What appears in the data must be reproduced exactly.

• **SUPPLIED MATERIAL**:
========
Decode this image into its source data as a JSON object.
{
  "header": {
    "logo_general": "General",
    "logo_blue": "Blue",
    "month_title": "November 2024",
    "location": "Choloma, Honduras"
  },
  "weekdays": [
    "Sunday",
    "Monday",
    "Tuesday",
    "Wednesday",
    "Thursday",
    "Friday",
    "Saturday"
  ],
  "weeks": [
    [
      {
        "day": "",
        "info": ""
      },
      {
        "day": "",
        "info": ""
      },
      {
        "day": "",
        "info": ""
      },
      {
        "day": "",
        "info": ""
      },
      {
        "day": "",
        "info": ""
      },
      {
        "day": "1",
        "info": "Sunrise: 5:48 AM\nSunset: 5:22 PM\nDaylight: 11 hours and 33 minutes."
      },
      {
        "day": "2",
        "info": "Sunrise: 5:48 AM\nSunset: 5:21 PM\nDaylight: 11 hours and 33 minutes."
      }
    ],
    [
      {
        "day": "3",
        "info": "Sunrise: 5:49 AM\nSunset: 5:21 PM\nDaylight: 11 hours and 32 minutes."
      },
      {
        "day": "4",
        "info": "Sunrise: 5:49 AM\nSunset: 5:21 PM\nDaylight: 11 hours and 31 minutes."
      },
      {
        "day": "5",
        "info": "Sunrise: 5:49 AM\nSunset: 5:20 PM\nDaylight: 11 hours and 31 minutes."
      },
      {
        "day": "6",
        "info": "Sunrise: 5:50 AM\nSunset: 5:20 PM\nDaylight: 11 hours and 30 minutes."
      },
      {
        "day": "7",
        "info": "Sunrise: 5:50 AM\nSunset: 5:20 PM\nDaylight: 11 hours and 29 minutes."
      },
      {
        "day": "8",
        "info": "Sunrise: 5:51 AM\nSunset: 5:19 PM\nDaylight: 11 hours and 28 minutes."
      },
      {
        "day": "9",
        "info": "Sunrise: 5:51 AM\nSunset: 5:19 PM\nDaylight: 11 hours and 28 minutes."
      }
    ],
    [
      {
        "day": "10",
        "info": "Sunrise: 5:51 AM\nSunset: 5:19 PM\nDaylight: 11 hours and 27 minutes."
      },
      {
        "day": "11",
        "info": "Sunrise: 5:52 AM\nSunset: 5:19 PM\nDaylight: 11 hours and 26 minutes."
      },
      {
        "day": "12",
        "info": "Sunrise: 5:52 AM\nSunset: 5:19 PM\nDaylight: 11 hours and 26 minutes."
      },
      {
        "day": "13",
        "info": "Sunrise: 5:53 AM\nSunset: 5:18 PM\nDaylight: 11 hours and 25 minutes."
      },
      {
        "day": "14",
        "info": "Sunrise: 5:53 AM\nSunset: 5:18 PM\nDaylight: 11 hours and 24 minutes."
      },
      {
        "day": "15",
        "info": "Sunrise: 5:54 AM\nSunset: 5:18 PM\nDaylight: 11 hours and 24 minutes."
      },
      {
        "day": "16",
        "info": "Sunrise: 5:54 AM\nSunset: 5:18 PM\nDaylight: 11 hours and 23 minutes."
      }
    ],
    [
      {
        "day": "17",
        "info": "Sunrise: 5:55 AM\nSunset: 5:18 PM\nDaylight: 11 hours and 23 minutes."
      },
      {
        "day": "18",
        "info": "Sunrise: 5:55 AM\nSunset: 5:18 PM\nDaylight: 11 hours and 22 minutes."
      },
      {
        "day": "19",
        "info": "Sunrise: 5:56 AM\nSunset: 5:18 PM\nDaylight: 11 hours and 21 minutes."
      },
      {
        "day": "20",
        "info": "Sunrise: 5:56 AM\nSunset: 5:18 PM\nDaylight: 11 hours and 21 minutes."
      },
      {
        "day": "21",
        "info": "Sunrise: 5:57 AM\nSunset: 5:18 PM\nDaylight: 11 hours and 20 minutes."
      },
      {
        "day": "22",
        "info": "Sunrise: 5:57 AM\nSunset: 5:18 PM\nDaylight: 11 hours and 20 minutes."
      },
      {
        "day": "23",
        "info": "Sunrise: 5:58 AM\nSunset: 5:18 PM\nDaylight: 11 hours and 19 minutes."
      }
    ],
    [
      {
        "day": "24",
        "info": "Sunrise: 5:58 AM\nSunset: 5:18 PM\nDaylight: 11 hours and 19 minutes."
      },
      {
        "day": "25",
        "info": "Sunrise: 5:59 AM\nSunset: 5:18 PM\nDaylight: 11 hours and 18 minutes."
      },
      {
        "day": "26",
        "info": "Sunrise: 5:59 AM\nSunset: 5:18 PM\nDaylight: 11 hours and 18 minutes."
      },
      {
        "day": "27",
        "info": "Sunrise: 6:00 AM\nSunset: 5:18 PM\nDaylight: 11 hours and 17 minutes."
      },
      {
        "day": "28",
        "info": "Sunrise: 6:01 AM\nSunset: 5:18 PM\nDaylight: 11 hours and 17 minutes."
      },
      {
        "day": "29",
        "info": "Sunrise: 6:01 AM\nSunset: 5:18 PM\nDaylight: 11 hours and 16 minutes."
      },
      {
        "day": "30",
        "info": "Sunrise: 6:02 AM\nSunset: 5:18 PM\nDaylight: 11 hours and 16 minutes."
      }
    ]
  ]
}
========
• **RESPONSE AREA**:
Decode this image into its source data as a JSON object.
{
  "header": {
    "logo_general": "General",
    "logo_blue": "Blue",
    "month_title": "November 2024",
    "location": "Choloma, Honduras"
  },
  "weekdays": [
    "Sunday",
    "Monday",
    "Tuesday",
    "Wednesday",
    "Thursday",
    "Friday",
    "Saturday"
  ],
  "weeks": [
    [
      {
        "day": "",
        "info": ""
      },
      {
        "day": "",
        "info": ""
      },
      {
        "day": "",
        "info": ""
      },
      {
        "day": "",
        "info": ""
      },
      {
        "day": "",
        "info": ""
      },
      {
        "day": "1",
        "info": "Sunrise: 5:48 AM\nSunset: 5:22 PM\nDaylight: 11 hours and 33 minutes."
      },
      {
        "day": "2",
        "info": "Sunrise: 5:48 AM\nSunset: 5:21 PM\nDaylight: 11 hours and 33 minutes."
      }
    ],
    [
      {
        "day": "3",
        "info": "Sunrise: 5:49 AM\nSunset: 5:21 PM\nDaylight: 11 hours and 32 minutes."
      },
      {
        "day": "4",
        "info": "Sunrise: 5:49 AM\nSunset: 5:21 PM\nDaylight: 11 hours and 31 minutes."
      },
      {
        "day": "5",
        "info": "Sunrise: 5:49 AM\nSunset: 5:20 PM\nDaylight: 11 hours and 31 minutes."
      },
      {
        "day": "6",
        "info": "Sunrise: 5:50 AM\nSunset: 5:20 PM\nDaylight: 11 hours and 30 minutes."
      },
      {
        "day": "7",
        "info": "Sunrise: 5:50 AM\nSunset: 5:20 PM\nDaylight: 11 hours and 29 minutes."
      },
      {
        "day": "8",
        "info": "Sunrise: 5:51 AM\nSunset: 5:19 PM\nDaylight: 11 hours and 28 minutes."
      },
      {
        "day": "9",
        "info": "Sunrise: 5:51 AM\nSunset: 5:19 PM\nDaylight: 11 hours and 28 minutes."
      }
    ],
    [
      {
        "day": "10",
        "info": "Sunrise: 5:51 AM\nSunset: 5:19 PM\nDaylight: 11 hours and 27 minutes."
      },
      {
        "day": "11",
        "info": "Sunrise: 5:52 AM\nSunset: 5:19 PM\nDaylight: 11 hours and 26 minutes."
      },
      {
        "day": "12",
        "info": "Sunrise: 5:52 AM\nSunset: 5:19 PM\nDaylight: 11 hours and 26 minutes."
      },
      {
        "day": "13",
        "info": "Sunrise: 5:53 AM\nSunset: 5:18 PM\nDaylight: 11 hours and 25 minutes."
      },
      {
        "day": "14",
        "info": "Sunrise: 5:53 AM\nSunset: 5:18 PM\nDaylight: 11 hours and 24 minutes."
      },
      {
        "day": "15",
        "info": "Sunrise: 5:54 AM\nSunset: 5:18 PM\nDaylight: 11 hours and 24 minutes."
      },
      {
        "day": "16",
        "info": "Sunrise: 5:54 AM\nSunset: 5:18 PM\nDaylight: 11 hours and 23 minutes."
      }
    ],
    [
      {
        "day": "17",
        "info": "Sunrise: 5:55 AM\nSunset: 5:18 PM\nDaylight: 11 hours and 23 minutes."
      },
      {
        "day": "18",
        "info": "Sunrise: 5:55 AM\nSunset: 5:18 PM\nDaylight: 11 hours and 22 minutes."
      },
      {
        "day": "19",
        "info": "Sunrise: 5:56 AM\nSunset: 5:18 PM\nDaylight: 11 hours and 21 minutes."
      },
      {
        "day": "20",
        "info": "Sunrise: 5:56 AM\nSunset: 5:18 PM\nDaylight: 11 hours and 21 minutes."
      },
      {
        "day": "21",
        "info": "Sunrise: 5:57 AM\nSunset: 5:18 PM\nDaylight: 11 hours and 20 minutes."
      },
      {
        "day": "22",
        "info": "Sunrise: 5:57 AM\nSunset: 5:18 PM\nDaylight: 11 hours and 20 minutes."
      },
      {
        "day": "23",
        "info": "Sunrise: 5:58 AM\nSunset: 5:18 PM\nDaylight: 11 hours and 19 minutes."
      }
    ],
    [
      {
        "day": "24",
        "info": "Sunrise: 5:58 AM\nSunset: 5:18 PM\nDaylight: 11 hours and 19 minutes."
      },
      {
        "day": "25",
        "info": "Sunrise: 5:59 AM\nSunset: 5:18 PM\nDaylight: 11 hours and 18 minutes."
      },
      {
        "day": "26",
        "info": "Sunrise: 5:59 AM\nSunset: 5:18 PM\nDaylight: 11 hours and 18 minutes."
      },
      {
        "day": "27",
        "info": "Sunrise: 6:00 AM\nSunset: 5:18 PM\nDaylight: 11 hours and 17 minutes."
      },
      {
        "day": "28",
        "info": "Sunrise: 6:01 AM\nSunset: 5:18 PM\nDaylight: 11 hours and 17 minutes."
      },
      {
        "day": "29",
        "info": "Sunrise: 6:01 AM\nSunset: 5:18 PM\nDaylight: 11 hours and 16 minutes."
      },
      {
        "day": "30",
        "info": "Sunrise: 6:02 AM\nSunset: 5:18 PM\nDaylight: 11 hours and 16 minutes."
      }
    ]
  ]
}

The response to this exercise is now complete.